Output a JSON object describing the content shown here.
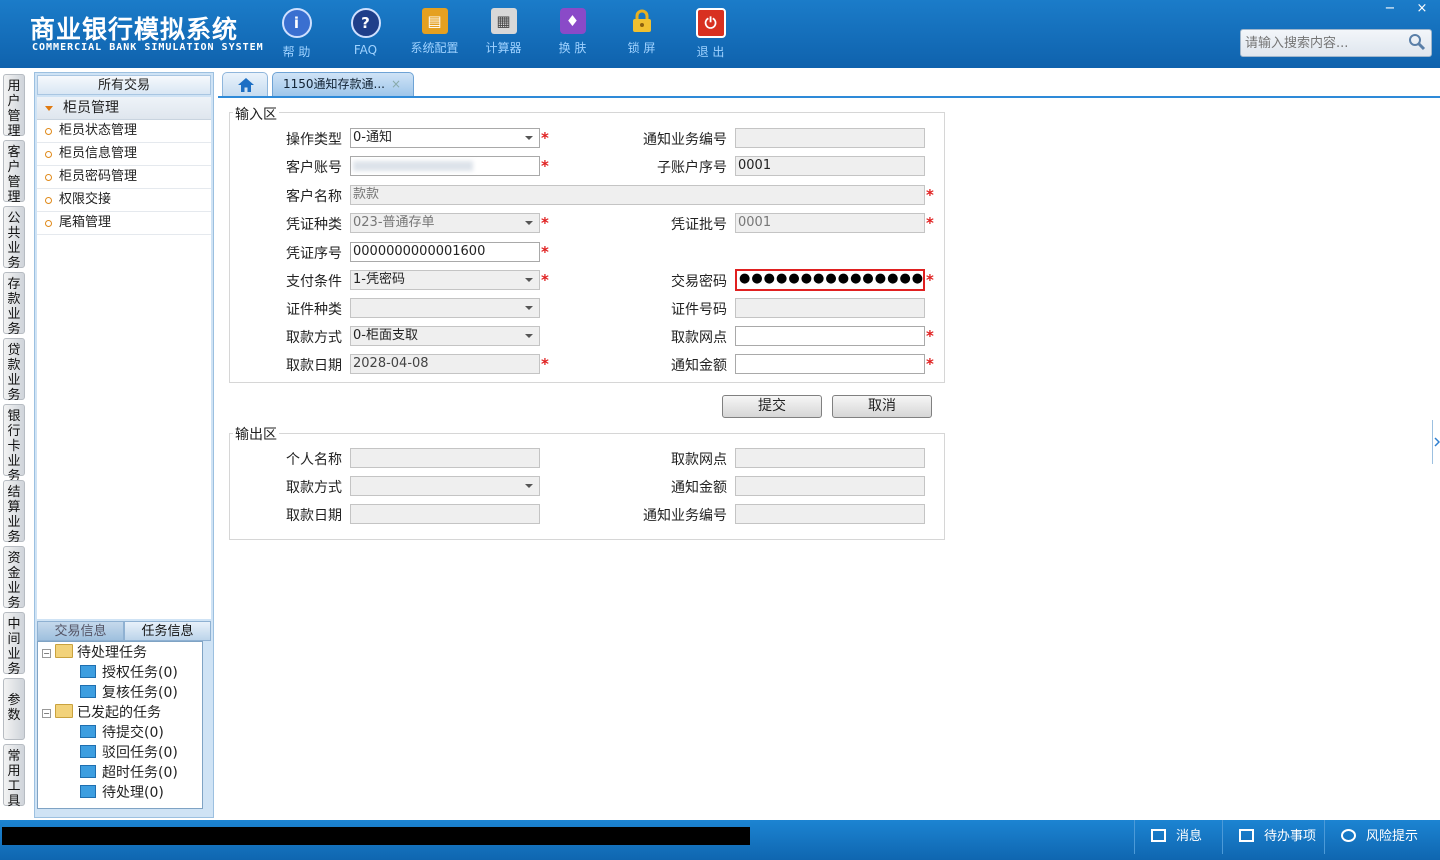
{
  "header": {
    "title_cn": "商业银行模拟系统",
    "title_en": "COMMERCIAL BANK SIMULATION SYSTEM",
    "toolbar": [
      {
        "label": "帮 助",
        "icon": "help-icon",
        "glyph": "i",
        "color": "#3a6fd0"
      },
      {
        "label": "FAQ",
        "icon": "faq-icon",
        "glyph": "?",
        "color": "#1f3f8a"
      },
      {
        "label": "系统配置",
        "icon": "toolbox-icon",
        "glyph": "▤",
        "color": "#e5a020"
      },
      {
        "label": "计算器",
        "icon": "calculator-icon",
        "glyph": "▦",
        "color": "#6a6a6a"
      },
      {
        "label": "换 肤",
        "icon": "skin-icon",
        "glyph": "♦",
        "color": "#8a4ac8"
      },
      {
        "label": "锁 屏",
        "icon": "lock-icon",
        "glyph": "🔒",
        "color": "#e0a010"
      },
      {
        "label": "退 出",
        "icon": "power-icon",
        "glyph": "⏻",
        "color": "#d83020"
      }
    ],
    "window_controls": {
      "minimize": "−",
      "close": "×"
    },
    "search": {
      "placeholder": "请输入搜索内容..."
    }
  },
  "vtabs": [
    "用户管理",
    "客户管理",
    "公共业务",
    "存款业务",
    "贷款业务",
    "银行卡业务",
    "结算业务",
    "资金业务",
    "中间业务",
    "参数",
    "常用工具"
  ],
  "sidebar": {
    "header": "所有交易",
    "group": "柜员管理",
    "items": [
      "柜员状态管理",
      "柜员信息管理",
      "柜员密码管理",
      "权限交接",
      "尾箱管理"
    ],
    "task_tabs": [
      "交易信息",
      "任务信息"
    ],
    "tree": {
      "pending": "待处理任务",
      "pending_items": [
        "授权任务(0)",
        "复核任务(0)"
      ],
      "initiated": "已发起的任务",
      "initiated_items": [
        "待提交(0)",
        "驳回任务(0)",
        "超时任务(0)",
        "待处理(0)"
      ]
    }
  },
  "tabs": {
    "doc_tab": "1150通知存款通...",
    "close": "×"
  },
  "input_area": {
    "legend": "输入区",
    "op_type": {
      "label": "操作类型",
      "value": "0-通知"
    },
    "notice_no": {
      "label": "通知业务编号",
      "value": ""
    },
    "account": {
      "label": "客户账号",
      "value": ""
    },
    "sub_account": {
      "label": "子账户序号",
      "value": "0001"
    },
    "customer_name": {
      "label": "客户名称",
      "value": "款款"
    },
    "voucher_type": {
      "label": "凭证种类",
      "value": "023-普通存单"
    },
    "voucher_batch": {
      "label": "凭证批号",
      "value": "0001"
    },
    "voucher_no": {
      "label": "凭证序号",
      "value": "0000000000001600"
    },
    "pay_condition": {
      "label": "支付条件",
      "value": "1-凭密码"
    },
    "trade_password": {
      "label": "交易密码",
      "value": "●●●●●●●●●●●●●●●"
    },
    "id_type": {
      "label": "证件种类",
      "value": ""
    },
    "id_no": {
      "label": "证件号码",
      "value": ""
    },
    "withdraw_method": {
      "label": "取款方式",
      "value": "0-柜面支取"
    },
    "withdraw_branch": {
      "label": "取款网点",
      "value": ""
    },
    "withdraw_date": {
      "label": "取款日期",
      "value": "2028-04-08"
    },
    "notice_amount": {
      "label": "通知金额",
      "value": ""
    },
    "required_mark": "*"
  },
  "buttons": {
    "submit": "提交",
    "cancel": "取消"
  },
  "output_area": {
    "legend": "输出区",
    "personal_name": "个人名称",
    "withdraw_branch": "取款网点",
    "withdraw_method": "取款方式",
    "notice_amount": "通知金额",
    "withdraw_date": "取款日期",
    "notice_no": "通知业务编号"
  },
  "statusbar": {
    "message": "消息",
    "todo": "待办事项",
    "risk": "风险提示"
  }
}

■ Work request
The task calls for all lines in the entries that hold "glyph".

■ Exercise solution
        "glyph": "i",
        "glyph": "?",
        "glyph": "▤",
        "glyph": "▦",
        "glyph": "♦",
        "glyph": "🔒",
        "glyph": "⏻",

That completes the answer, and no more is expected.